Here’s the latest in France’s presidential race

President Francois Hollande warned would-be successors they should cleave closely to Europe as it was "impossible" that France could contemplate going its own way.

Here's the latest in France's presidential race
French centrist candidate Emmanuel Macron in Reunion. Photo: Eric Feferberg/AFP

Here are three things that happened in the campaign on Saturday:

Let them throw eggs

Conservative candidate Francois Fillon, under pressure over allegations of fake parliamentary jobs for the family which have hit his poll ratings, received a chaotic reception on a trip to the southern Basque region where some protesters pelted him with eggs.

Fillon, who has accused Hollande of helping foment a smear campaign against him amid claims his wife was on the public payroll but did little for her salary, ran the gauntlet in the small town of Cambo-les-Bains.

Locals demanding an amnesty for radical Basque nationalists banged pots and pans, hurled abuse and objects.

“The more they demonstrate the more the French will back me,” Fillon insisted before meeting with local officials.

Warning on Europe

President Francois Hollande warned would-be successors they should cleave closely to Europe as it was “impossible” that France could contemplate going its own way.
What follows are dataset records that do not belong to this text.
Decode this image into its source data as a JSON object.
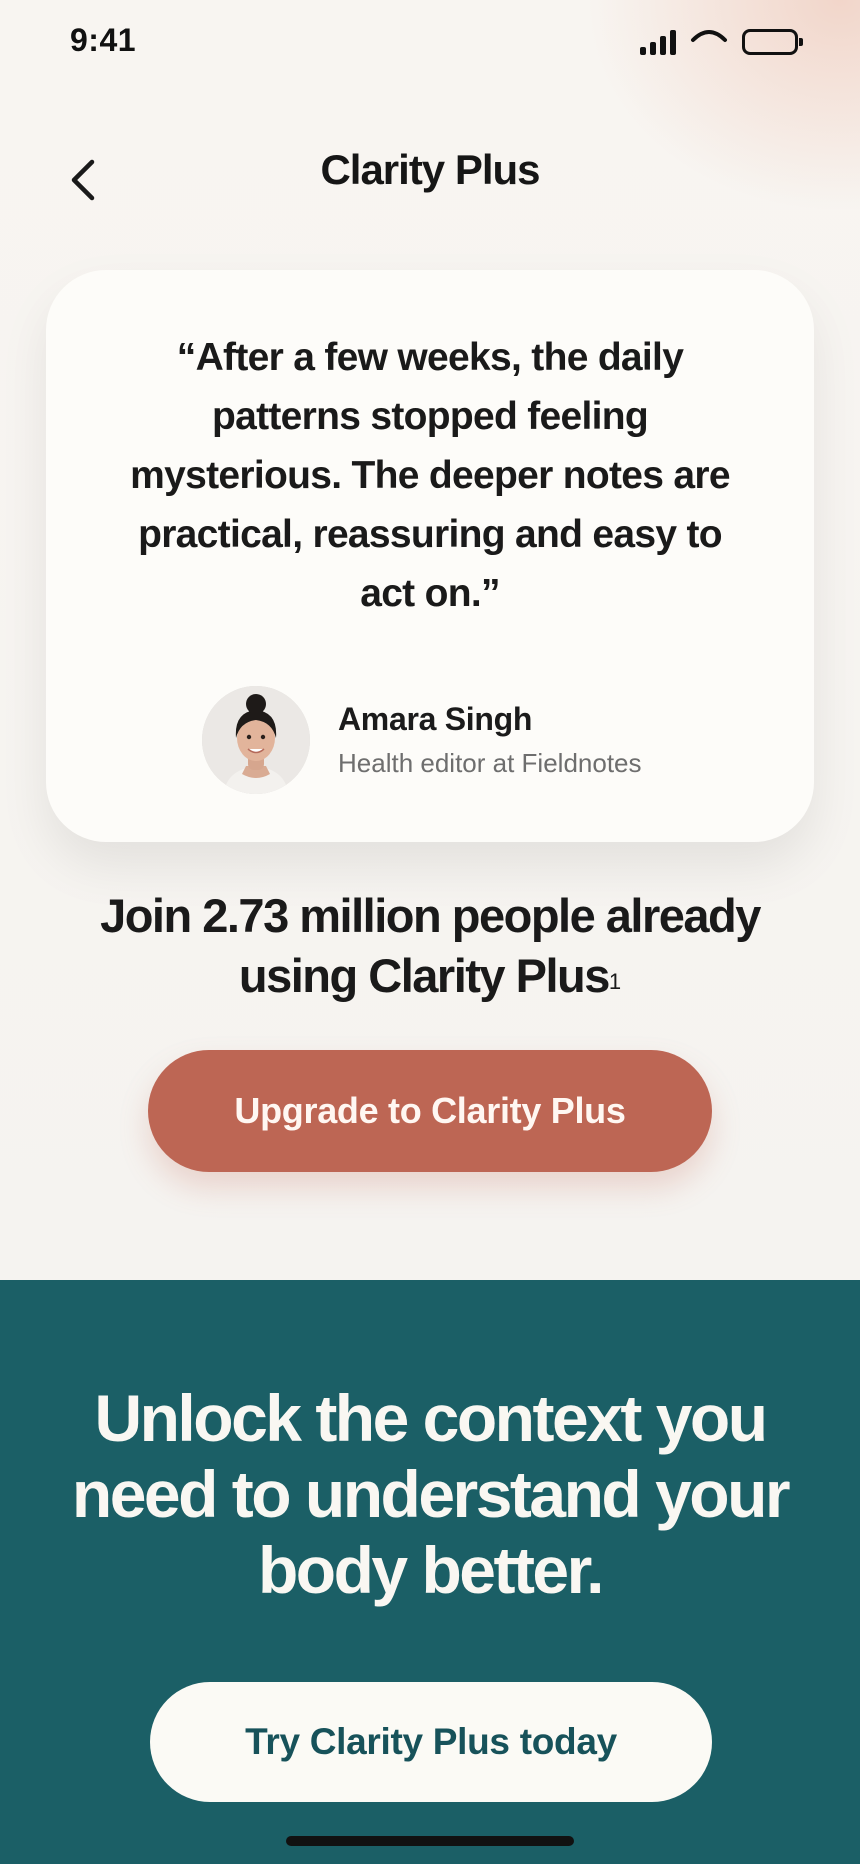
{
  "status_bar": {
    "time": "9:41",
    "icons": [
      "signal-icon",
      "wifi-icon",
      "battery-icon"
    ]
  },
  "header": {
    "title": "Clarity Plus",
    "back_icon": "chevron-left-icon"
  },
  "testimonial": {
    "quote": "“After a few weeks, the daily patterns stopped feeling mysterious. The deeper notes are practical, reassuring and easy to act on.”",
    "author_name": "Amara Singh",
    "author_role": "Health editor at Fieldnotes"
  },
  "join": {
    "text": "Join 2.73 million people already using Clarity Plus",
    "footnote_marker": "1"
  },
  "upgrade_button": {
    "label": "Upgrade to Clarity Plus"
  },
  "bottom": {
    "heading": "Unlock the context you need to understand your body better.",
    "cta_label": "Try Clarity Plus today"
  },
  "colors": {
    "accent": "#bd6654",
    "panel": "#1b5f66",
    "card": "#fdfcf9",
    "cta_text": "#17525a"
  }
}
In a barb aimed at far-right National Front candidate Marine Le Pen, Hollande said: “So some want to quit Europe? Well let them show the French people they would be better off alone fighting terrorism without the indispensable European coordination…

“Let them show that without the single currency and (single) market there would be more jobs, activity and better purchasing power,” Hollande said in Rome where he attended the ceremonies marking the EU's 60th anniversary.

Le Pen, favoured in opiniion polls to reach the second-round run-off vote in May, wants France to dump the euro, but Hollande said that would lead to devaluation and loss of purchasing power as he warned against nationalist populism.

'Not Father Christmas'

French centrist candidate Emmanuel Macron, seen in polls as beating Marine Le Pen in the May 7 run-off, was in Reunion, a French overseas department in the Indian Ocean, where alongside discussing local issues, he told voters he was “not Father Christmas.”

“I don't have the solution to all problems and I am not Father Christmas,” the 39-year-old former economy minister and banker admitted, saying he had not come to make “promises.”

He indicated he would focus on education as a priority on an island where around one in five youths are illiterate.